Two Fridays ago I killed my second ever chicken, one of "Mr. Rooster's" kids that turned out to be a rooster after his Dad's harem. This was making "Mr. Rooster", whom I've trained to rarely crow in the daytime (he spends nights in a dog carrier covered in a sheet inside my garden shed to spare my neighbors...I let him out 10:30 on weekdays, 11AM on weekends) to begin crowing 12-15 times daily. People with more experience told me this would continue until I dealt with the new rooster. In an act of cowardice I offered him on Craig's List......no takers. So I tried a technique a friend told me about that takes advantage of how placid chickens become when hung upside down by their feet. I pounded a GIANT nail into the telephone pole at the back of my yard, hung a nylon rope noose from it, and when I took that rooster out of his sleeping box I hung him from the noose. The first rooster I killed, and the first time I tried to kill this rooster, I held them down on a stump. But aiming that machete to come down a foot or so from my own hand was unnerving and made me aim poorly. This time was easier though still very intense. As before, I thanked him and apologized for taking his life to nourish my own. The first swing of the machete apparently killed him but did not sever his head, and he briefly did that disturbing nerve reflex flapping that chickens do, even when decapitated...it took two more swings to sever the head. Again....a very intense experience for a man with the soul of a vegetarian (but whose body will not tolerate that diet). I was surprised JUST how much harder the feathers were to pull this time, but I had tried something I saw on line and let the carcass cool and hang for about an hour. Once I dipped him into very hot, near-boiling water, the feathers came off easily, except for the main flight feathers which are anchored to the arm bones in pits (the same pits have been found in the arm bones of many fossilized therapod dinosaurs!) And just like last time, I got urpy and dry heavy when I reached into the body cavity to pull out the still warm organs. Julia Childs would be happy.....I saved the liver....and gizard....and heart.
I again thanked him and apologized, sprinkled him with sea salt and garlic powder, and baked him at 375 for about an hour....very tasty. I was amazed how DARK the dark meat was....perhaps due to the parentage? (his Mom is a Barred Rock, "Mr. Rooster" is an Americauna). I gave a leg to my neighbor Theresa whose Mom raised and slaughtered chickens during the Depression to help feed her 12 children), then used the carcass to make a yummy rooster stew with barley, wheat berries, onions, spices and garden veggies.
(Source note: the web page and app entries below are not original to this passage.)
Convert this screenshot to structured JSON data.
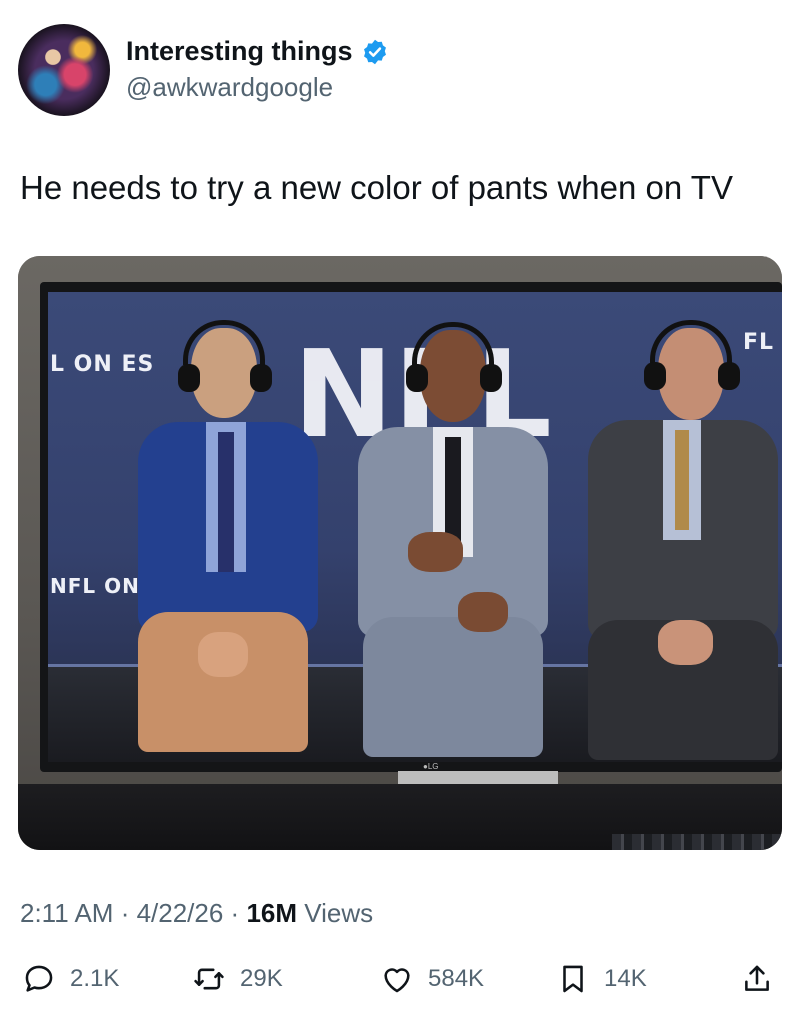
{
  "author": {
    "display_name": "Interesting things",
    "handle": "@awkwardgoogle",
    "verified": true
  },
  "tweet": {
    "text": "He needs to try a new color of pants when on TV"
  },
  "media": {
    "tv_overlay": {
      "left_text": "L ON ES",
      "left_lower_text": "NFL ON",
      "right_text": "FL",
      "logo_text": "NFL"
    }
  },
  "meta": {
    "time": "2:11 AM",
    "sep1": " · ",
    "date": "4/22/26",
    "sep2": " · ",
    "views_count": "16M",
    "views_label": " Views"
  },
  "actions": {
    "replies": "2.1K",
    "reposts": "29K",
    "likes": "584K",
    "bookmarks": "14K"
  },
  "colors": {
    "verified_blue": "#1d9bf0",
    "text_secondary": "#536471"
  }
}
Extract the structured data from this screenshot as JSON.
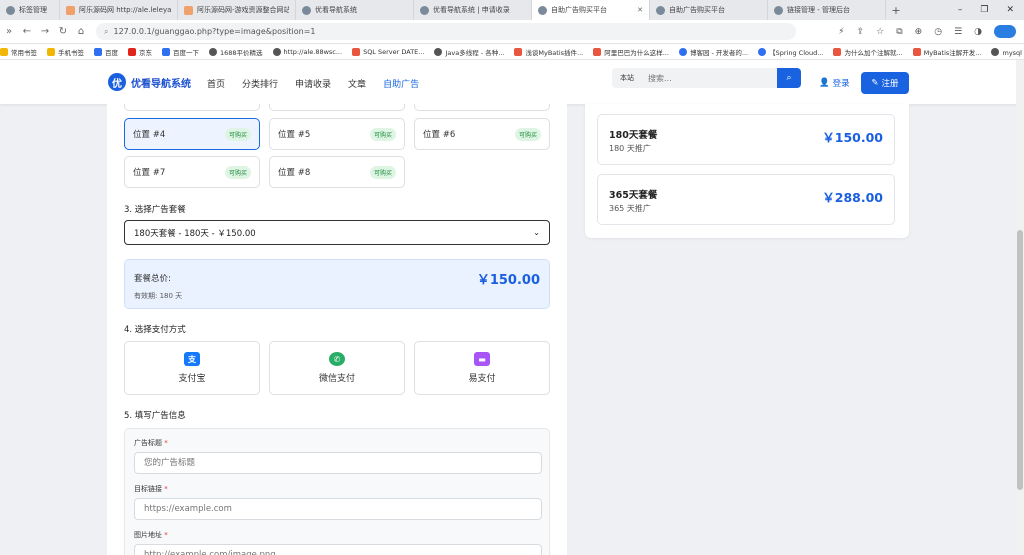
{
  "browser": {
    "tabs": [
      {
        "label": "标签管理",
        "active": false
      },
      {
        "label": "阿乐源码网 http://ale.leleyangg...",
        "active": false
      },
      {
        "label": "阿乐源码网-游戏资源整合网站,有...",
        "active": false
      },
      {
        "label": "优看导航系统",
        "active": false
      },
      {
        "label": "优看导航系统 | 申请收录",
        "active": false
      },
      {
        "label": "自助广告购买平台",
        "active": true
      },
      {
        "label": "自助广告购买平台",
        "active": false
      },
      {
        "label": "链接管理 - 管理后台",
        "active": false
      }
    ],
    "new_tab": "+",
    "url": "127.0.0.1/guanggao.php?type=image&position=1",
    "window_controls": [
      "–",
      "❐",
      "✕"
    ],
    "bookmarks": [
      "常用书签",
      "手机书签",
      "百度",
      "京东",
      "百度一下",
      "1688平价精选",
      "http://ale.88wsc...",
      "SQL Server DATE...",
      "Java多线程 - 各种...",
      "浅谈MyBatis插件...",
      "阿里巴巴为什么这样...",
      "博客园 - 开发者的...",
      "【Spring Cloud...",
      "为什么加个注解就...",
      "MyBatis注解开发...",
      "mysql 中 order..."
    ]
  },
  "site": {
    "logo_mark": "优",
    "logo_text": "优看导航系统",
    "nav": [
      "首页",
      "分类排行",
      "申请收录",
      "文章",
      "自助广告"
    ],
    "active_nav": "自助广告",
    "search_scope": "本站",
    "search_placeholder": "搜索...",
    "login": "登录",
    "register": "注册"
  },
  "positions": [
    {
      "label": "位置 #4",
      "badge": "可购买",
      "selected": true
    },
    {
      "label": "位置 #5",
      "badge": "可购买",
      "selected": false
    },
    {
      "label": "位置 #6",
      "badge": "可购买",
      "selected": false
    },
    {
      "label": "位置 #7",
      "badge": "可购买",
      "selected": false
    },
    {
      "label": "位置 #8",
      "badge": "可购买",
      "selected": false
    }
  ],
  "step3": {
    "title": "3. 选择广告套餐",
    "selected": "180天套餐 - 180天 - ￥150.00"
  },
  "total": {
    "label": "套餐总价:",
    "price": "￥150.00",
    "validity": "有效期: 180 天"
  },
  "step4": {
    "title": "4. 选择支付方式",
    "methods": [
      {
        "label": "支付宝",
        "icon": "alipay-icon",
        "color": "#1677ff",
        "glyph": "支"
      },
      {
        "label": "微信支付",
        "icon": "wechat-icon",
        "color": "#2aae67",
        "glyph": "✆"
      },
      {
        "label": "易支付",
        "icon": "card-icon",
        "color": "#a855f7",
        "glyph": "▬"
      }
    ]
  },
  "step5": {
    "title": "5. 填写广告信息",
    "fields": [
      {
        "label": "广告标题",
        "required": "*",
        "placeholder": "您的广告标题"
      },
      {
        "label": "目标链接",
        "required": "*",
        "placeholder": "https://example.com"
      },
      {
        "label": "图片地址",
        "required": "*",
        "placeholder": "http://example.com/image.png"
      }
    ]
  },
  "packages": [
    {
      "name": "180天套餐",
      "duration": "180 天推广",
      "price": "￥150.00"
    },
    {
      "name": "365天套餐",
      "duration": "365 天推广",
      "price": "￥288.00"
    }
  ],
  "colors": {
    "accent": "#1a63e0",
    "badge_bg": "#dff5e4",
    "badge_fg": "#1a8a3a"
  }
}
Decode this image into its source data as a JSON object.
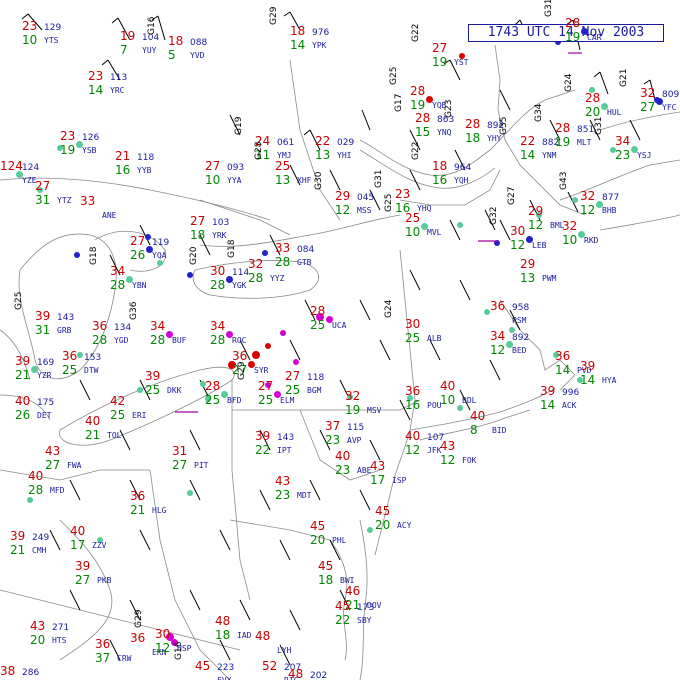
{
  "title": "1743 UTC 14 Nov 2003",
  "colors": {
    "background": "#ffffff",
    "boundary": "#7a7a7a",
    "temperature": "#cc0000",
    "dewpoint": "#008800",
    "station_id": "#1a1aa0",
    "wind_barb": "#000000",
    "gust": "#000000",
    "weather": "#a000a0",
    "cloud_clear": "#55cc99",
    "cloud_broken": "#2222cc",
    "cloud_overcast": "#d400d4",
    "cloud_obscured": "#dd0000"
  },
  "legend_note": "Temperature (red) upper-left, dewpoint (green) lower-left, pressure/station right",
  "stations": [
    {
      "id": "YTS",
      "t": "23",
      "td": "10",
      "p": "129",
      "c": "",
      "g": ""
    },
    {
      "id": "YUY",
      "t": "19",
      "td": "7",
      "p": "104",
      "c": "",
      "g": ""
    },
    {
      "id": "YVD",
      "t": "18",
      "td": "5",
      "p": "088",
      "c": "",
      "g": "G16"
    },
    {
      "id": "YPK",
      "t": "18",
      "td": "14",
      "p": "976",
      "c": "",
      "g": "G29"
    },
    {
      "id": "YST",
      "t": "27",
      "td": "19",
      "p": "",
      "c": "",
      "g": "G22"
    },
    {
      "id": "CAR",
      "t": "28",
      "td": "19",
      "p": "",
      "c": "broken",
      "g": "G31"
    },
    {
      "id": "YRC",
      "t": "23",
      "td": "14",
      "p": "113",
      "c": "",
      "g": ""
    },
    {
      "id": "YQB",
      "t": "28",
      "td": "19",
      "p": "",
      "c": "obscured",
      "g": "G25"
    },
    {
      "id": "HUL",
      "t": "28",
      "td": "20",
      "p": "",
      "c": "clear",
      "g": "G24"
    },
    {
      "id": "YFC",
      "t": "32",
      "td": "27",
      "p": "809",
      "c": "broken",
      "g": "G21"
    },
    {
      "id": "YSB",
      "t": "23",
      "td": "19",
      "p": "126",
      "c": "clear",
      "g": ""
    },
    {
      "id": "YYB",
      "t": "21",
      "td": "16",
      "p": "118",
      "c": "",
      "g": ""
    },
    {
      "id": "YYA",
      "t": "27",
      "td": "10",
      "p": "093",
      "c": "",
      "g": ""
    },
    {
      "id": "YMJ",
      "t": "24",
      "td": "11",
      "p": "061",
      "c": "",
      "g": "G19"
    },
    {
      "id": "YHI",
      "t": "22",
      "td": "13",
      "p": "029",
      "c": "",
      "g": ""
    },
    {
      "id": "YHY",
      "t": "28",
      "td": "18",
      "p": "892",
      "c": "",
      "g": "G23"
    },
    {
      "id": "YNM",
      "t": "22",
      "td": "14",
      "p": "882",
      "c": "",
      "g": "G35"
    },
    {
      "id": "MLT",
      "t": "28",
      "td": "19",
      "p": "851",
      "c": "",
      "g": "G34"
    },
    {
      "id": "YSJ",
      "t": "34",
      "td": "23",
      "p": "",
      "c": "clear",
      "g": "G31"
    },
    {
      "id": "XHF",
      "t": "25",
      "td": "13",
      "p": "",
      "c": "",
      "g": "G28"
    },
    {
      "id": "YNQ",
      "t": "28",
      "td": "15",
      "p": "863",
      "c": "",
      "g": "G17"
    },
    {
      "id": "YTZ",
      "t": "27",
      "td": "31",
      "p": "",
      "c": "",
      "g": ""
    },
    {
      "id": "YZE",
      "t": "124",
      "td": "",
      "p": "124",
      "c": "clear",
      "g": ""
    },
    {
      "id": "ANE",
      "t": "33",
      "td": "",
      "p": "",
      "c": "",
      "g": ""
    },
    {
      "id": "MSS",
      "t": "29",
      "td": "12",
      "p": "045",
      "c": "",
      "g": "G30"
    },
    {
      "id": "YHQ",
      "t": "23",
      "td": "16",
      "p": "",
      "c": "",
      "g": "G31"
    },
    {
      "id": "YQH",
      "t": "18",
      "td": "16",
      "p": "964",
      "c": "",
      "g": "G22"
    },
    {
      "id": "BHB",
      "t": "32",
      "td": "12",
      "p": "877",
      "c": "clear",
      "g": "G43"
    },
    {
      "id": "YRK",
      "t": "27",
      "td": "18",
      "p": "103",
      "c": "",
      "g": ""
    },
    {
      "id": "YQA",
      "t": "27",
      "td": "26",
      "p": "119",
      "c": "broken",
      "g": ""
    },
    {
      "id": "YGK",
      "t": "30",
      "td": "28",
      "p": "114",
      "c": "broken",
      "g": "G20"
    },
    {
      "id": "YYZ",
      "t": "32",
      "td": "28",
      "p": "",
      "c": "",
      "g": "G18"
    },
    {
      "id": "GTB",
      "t": "33",
      "td": "28",
      "p": "084",
      "c": "",
      "g": ""
    },
    {
      "id": "MVL",
      "t": "25",
      "td": "10",
      "p": "",
      "c": "clear",
      "g": "G25"
    },
    {
      "id": "LEB",
      "t": "30",
      "td": "12",
      "p": "",
      "c": "broken",
      "g": "G32"
    },
    {
      "id": "RKD",
      "t": "32",
      "td": "10",
      "p": "",
      "c": "clear",
      "g": ""
    },
    {
      "id": "BML",
      "t": "29",
      "td": "12",
      "p": "",
      "c": "",
      "g": "G27"
    },
    {
      "id": "PWM",
      "t": "29",
      "td": "13",
      "p": "",
      "c": "",
      "g": ""
    },
    {
      "id": "YBN",
      "t": "34",
      "td": "28",
      "p": "",
      "c": "clear",
      "g": "G18"
    },
    {
      "id": "GRB",
      "t": "39",
      "td": "31",
      "p": "143",
      "c": "",
      "g": "G25"
    },
    {
      "id": "YGD",
      "t": "36",
      "td": "28",
      "p": "134",
      "c": "",
      "g": ""
    },
    {
      "id": "BUF",
      "t": "34",
      "td": "28",
      "p": "",
      "c": "overcast",
      "g": "G36"
    },
    {
      "id": "UCA",
      "t": "28",
      "td": "25",
      "p": "",
      "c": "overcast",
      "g": ""
    },
    {
      "id": "ALB",
      "t": "30",
      "td": "25",
      "p": "",
      "c": "",
      "g": "G24"
    },
    {
      "id": "PSM",
      "t": "36",
      "td": "",
      "p": "958",
      "c": "",
      "g": ""
    },
    {
      "id": "BED",
      "t": "34",
      "td": "12",
      "p": "892",
      "c": "clear",
      "g": ""
    },
    {
      "id": "ROC",
      "t": "34",
      "td": "28",
      "p": "",
      "c": "overcast",
      "g": ""
    },
    {
      "id": "YZR",
      "t": "39",
      "td": "21",
      "p": "169",
      "c": "clear",
      "g": ""
    },
    {
      "id": "DTW",
      "t": "36",
      "td": "25",
      "p": "153",
      "c": "",
      "g": ""
    },
    {
      "id": "SYR",
      "t": "36",
      "td": "27",
      "p": "",
      "c": "obscured",
      "g": ""
    },
    {
      "id": "ELM",
      "t": "27",
      "td": "25",
      "p": "",
      "c": "overcast",
      "g": "G29"
    },
    {
      "id": "BGM",
      "t": "27",
      "td": "25",
      "p": "118",
      "c": "",
      "g": ""
    },
    {
      "id": "ACK",
      "t": "39",
      "td": "14",
      "p": "996",
      "c": "",
      "g": ""
    },
    {
      "id": "PVD",
      "t": "36",
      "td": "14",
      "p": "",
      "c": "",
      "g": ""
    },
    {
      "id": "HYA",
      "t": "39",
      "td": "14",
      "p": "",
      "c": "",
      "g": ""
    },
    {
      "id": "DKK",
      "t": "39",
      "td": "25",
      "p": "",
      "c": "",
      "g": ""
    },
    {
      "id": "ERI",
      "t": "42",
      "td": "25",
      "p": "",
      "c": "",
      "g": ""
    },
    {
      "id": "BFD",
      "t": "28",
      "td": "25",
      "p": "",
      "c": "clear",
      "g": ""
    },
    {
      "id": "MSV",
      "t": "32",
      "td": "19",
      "p": "",
      "c": "",
      "g": ""
    },
    {
      "id": "POU",
      "t": "36",
      "td": "16",
      "p": "",
      "c": "",
      "g": ""
    },
    {
      "id": "BDL",
      "t": "40",
      "td": "10",
      "p": "",
      "c": "",
      "g": ""
    },
    {
      "id": "BID",
      "t": "40",
      "td": "8",
      "p": "",
      "c": "",
      "g": ""
    },
    {
      "id": "DET",
      "t": "40",
      "td": "26",
      "p": "175",
      "c": "",
      "g": ""
    },
    {
      "id": "TOL",
      "t": "40",
      "td": "21",
      "p": "",
      "c": "",
      "g": ""
    },
    {
      "id": "AVP",
      "t": "37",
      "td": "23",
      "p": "115",
      "c": "",
      "g": ""
    },
    {
      "id": "FOK",
      "t": "43",
      "td": "12",
      "p": "",
      "c": "",
      "g": ""
    },
    {
      "id": "JFK",
      "t": "40",
      "td": "12",
      "p": "107",
      "c": "",
      "g": ""
    },
    {
      "id": "FWA",
      "t": "43",
      "td": "27",
      "p": "",
      "c": "",
      "g": ""
    },
    {
      "id": "MFD",
      "t": "40",
      "td": "28",
      "p": "",
      "c": "",
      "g": ""
    },
    {
      "id": "PIT",
      "t": "31",
      "td": "27",
      "p": "",
      "c": "",
      "g": ""
    },
    {
      "id": "IPT",
      "t": "39",
      "td": "22",
      "p": "143",
      "c": "",
      "g": ""
    },
    {
      "id": "ABE",
      "t": "40",
      "td": "23",
      "p": "",
      "c": "",
      "g": ""
    },
    {
      "id": "ISP",
      "t": "43",
      "td": "17",
      "p": "",
      "c": "",
      "g": ""
    },
    {
      "id": "CMH",
      "t": "39",
      "td": "21",
      "p": "249",
      "c": "",
      "g": ""
    },
    {
      "id": "ZZV",
      "t": "40",
      "td": "17",
      "p": "",
      "c": "",
      "g": ""
    },
    {
      "id": "MDT",
      "t": "43",
      "td": "23",
      "p": "",
      "c": "",
      "g": ""
    },
    {
      "id": "PHL",
      "t": "45",
      "td": "20",
      "p": "",
      "c": "",
      "g": ""
    },
    {
      "id": "ACY",
      "t": "45",
      "td": "20",
      "p": "",
      "c": "",
      "g": ""
    },
    {
      "id": "PKB",
      "t": "39",
      "td": "27",
      "p": "",
      "c": "",
      "g": ""
    },
    {
      "id": "HLG",
      "t": "36",
      "td": "21",
      "p": "",
      "c": "",
      "g": ""
    },
    {
      "id": "BWI",
      "t": "45",
      "td": "18",
      "p": "",
      "c": "",
      "g": ""
    },
    {
      "id": "DOV",
      "t": "46",
      "td": "21",
      "p": "",
      "c": "",
      "g": ""
    },
    {
      "id": "HTS",
      "t": "43",
      "td": "20",
      "p": "271",
      "c": "",
      "g": ""
    },
    {
      "id": "CRW",
      "t": "36",
      "td": "37",
      "p": "",
      "c": "",
      "g": ""
    },
    {
      "id": "EKN",
      "t": "36",
      "td": "",
      "p": "",
      "c": "",
      "g": ""
    },
    {
      "id": "IAD",
      "t": "48",
      "td": "18",
      "p": "",
      "c": "",
      "g": ""
    },
    {
      "id": "SBY",
      "t": "45",
      "td": "22",
      "p": "173",
      "c": "",
      "g": ""
    },
    {
      "id": "HSP",
      "t": "30",
      "td": "12",
      "p": "",
      "c": "overcast",
      "g": "G29"
    },
    {
      "id": "LYH",
      "t": "48",
      "td": "",
      "p": "",
      "c": "",
      "g": ""
    },
    {
      "id": "RIC",
      "t": "52",
      "td": "",
      "p": "207",
      "c": "",
      "g": ""
    },
    {
      "id": "ORF",
      "t": "48",
      "td": "",
      "p": "202",
      "c": "",
      "g": ""
    },
    {
      "id": "LUK",
      "t": "38",
      "td": "",
      "p": "286",
      "c": "",
      "g": ""
    },
    {
      "id": "FVX",
      "t": "45",
      "td": "",
      "p": "223",
      "c": "",
      "g": "G16"
    }
  ]
}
I am hosting a Spring Firepit Potluck tonight, and as soon as I get home from errands I am killing a third new rooster that has beem challenging and upsetting "Mr. Rooster" and will serve him with a giant salad of arugula, Bonar rape, broccoli leaves, and daikon leaves and roots with a dressing I will buzz in the blender..... olive oil, balsamic vinegar, home brewed kombucha tea garlic leaves, sea salt, touch of brown sugar and black pepper. That rooster is still in the shed.
And guess what? As soon as I killed that last rooster, and with this new rooster in the shed, "Mr. Rooster" became his usual, uncannily quiet self! The last thing I want to be is an inconsiderate neighbor, or give backyard poultry raising a bad name, BUT....having a rooster is letting me hatch fertile eggs in my free incubator, knowing that a certain portion of the chicks will be male and thus FORCE me to "meet my meat". I think today's killing will be easier as this rooster is a mean little raptor, attacking other chickens and my flip flopped feet as I work in the yard. But I will still thank him, apologize, and kill and cook and serve and eat him with gratitude and reverence, knowing he had a great free range life in my spacious back yard. He looks VERY different....I suspect that a Buff Orpington was the Mom, and that "Mr. Rooster" was the Dad.
Now off to shop and clean and prep for the party at 7 PM...and kill and clean a rooster.
Happy Spring! John